No member of FAI board should seek reelection, Sports Ireland says

Conway worked to ‘steady the ship’ but it’s ‘time to hand it over’ – Sports Ireland chief

CEO of Sport Ireland John Treacy (L)  and Chairperson of Sport Ireland Kieran Mulvey during a Joint Committee meeting on Transport Tourism & Sport regarding the governance review of the FAI at Leinster House, Dublin.Photograph: Gareth Chaney/Collins

CEO of Sport Ireland John Treacy (L) and Chairperson of Sport Ireland Kieran Mulvey during a Joint Committee meeting on Transport Tourism & Sport regarding the governance review of the FAI at Leinster House, Dublin.Photograph: Gareth Chaney/Collins

 

The governing body for sports in Ireland has echoed Minister for Sport Shane Ross’s call for the entire board of the Football Association of Ireland to step down at its annual general meeting later this month.
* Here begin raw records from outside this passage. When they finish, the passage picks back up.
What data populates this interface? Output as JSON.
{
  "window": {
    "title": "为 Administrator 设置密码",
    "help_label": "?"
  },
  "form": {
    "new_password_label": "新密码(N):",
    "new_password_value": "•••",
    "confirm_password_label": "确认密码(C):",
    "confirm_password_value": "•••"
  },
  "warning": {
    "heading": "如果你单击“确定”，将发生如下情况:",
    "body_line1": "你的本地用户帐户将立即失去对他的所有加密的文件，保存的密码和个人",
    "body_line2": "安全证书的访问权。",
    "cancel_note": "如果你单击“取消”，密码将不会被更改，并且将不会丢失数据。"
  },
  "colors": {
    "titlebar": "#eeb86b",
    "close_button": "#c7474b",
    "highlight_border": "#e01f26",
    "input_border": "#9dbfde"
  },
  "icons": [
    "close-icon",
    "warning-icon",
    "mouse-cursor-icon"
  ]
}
Sports Ireland chairman Kieran Mulvey and its chief executive John Treacy told the Oireachtas Committee on Transport, Tourism and Sport on Wednesday that they had a clear understanding that none of the board would seek reelection.

At the weekend, it emerged outgoing president Donal Conway is the sole person nominated to continue in his role, while vice-president Noel Fitzroy has also been nominated for his role, but will face competition from two other people.

On Tuesday, Mr Ross wrote to Mr Conway asking him to withdraw his nomination.

In response, the board of the FAI pointed to a recommendation of a review group that at least one, and at most two, outgoing members of the board remain in situ to avoid risks of loss of knowledge and experience.

Mr Mulvey told the committee, which is chaired by Fine Gael TD Fergus O’Dowd, that Sports Ireland understood “very clearly and unequivocally that the board would be standing down and would not be standing up again.

“I have no difficulty with the view of the Minister.”

Mr Treacy said Mr Conway had shown leadership and that needed to be acknowledged. “He did steady the ship.”

He added: “Our view is it’s now time to hand it over and get on with new people.”

Aidan Horan, a governance expert who chaired the independent review group, said it reached a conclusion that it might be best to have some element of continuity.

“We suggested that there should be some consideration of having one, or two, of the existing board (remaining in place) to smooth the handover.”

However, committee members including Mr O’Dowd, Social Democrats TD Catherine Murphy and Fine Gael TD Noel Rock, expressed the view there should be a total clean-out of the board. The Sports Ireland representatives echoed this view.

Challenged by Solidarity TD Ruth Coppinger on this issue, Mr Horan argued that “having some transition and handover is a better way to go than having none at all”.

Embarrassing

Mr Treacy also told the committee the investigation by the Office of Corporate Enforcement was “a serious and very substantial investigation”.

He said that a number of other investigation were continuing, including a forensic audit, and internal audits including one by Mazars.

“It may show up (findings) that are embarrassing to the former board. Our preferred view is that nobody would stand for the new board,” he said.

In response to questions from Mr O’Dowd about the annual accounts, Mr Mulvey said they would not be ready for the AGM.

“We will not be restoring funding until we have a full set of accounts,” he said.

Mr Mulvey also said the time window of only five days for the submissions of nominations for president was “dramatically short”.

“I don’t there is an organisation in the country… that would have such a truncated period,” he said.

Mr Treacy agreed with Independent Senator Pádraig Ó Céidigh that UEFA or FIFA may be bailing the FAI out at present to make up the shortfall in State funding.

He and Mark MacSharry of Fianna Fáil called for the AGM to be postponed for at least five months.

Mr Treacy, who won a silver medal int he marathon at the Olympic Games in Los Angeles in 1984, later said the process around the reform of the FAI was like running a marathon. “We are only at the three or four mile mark at the moment.”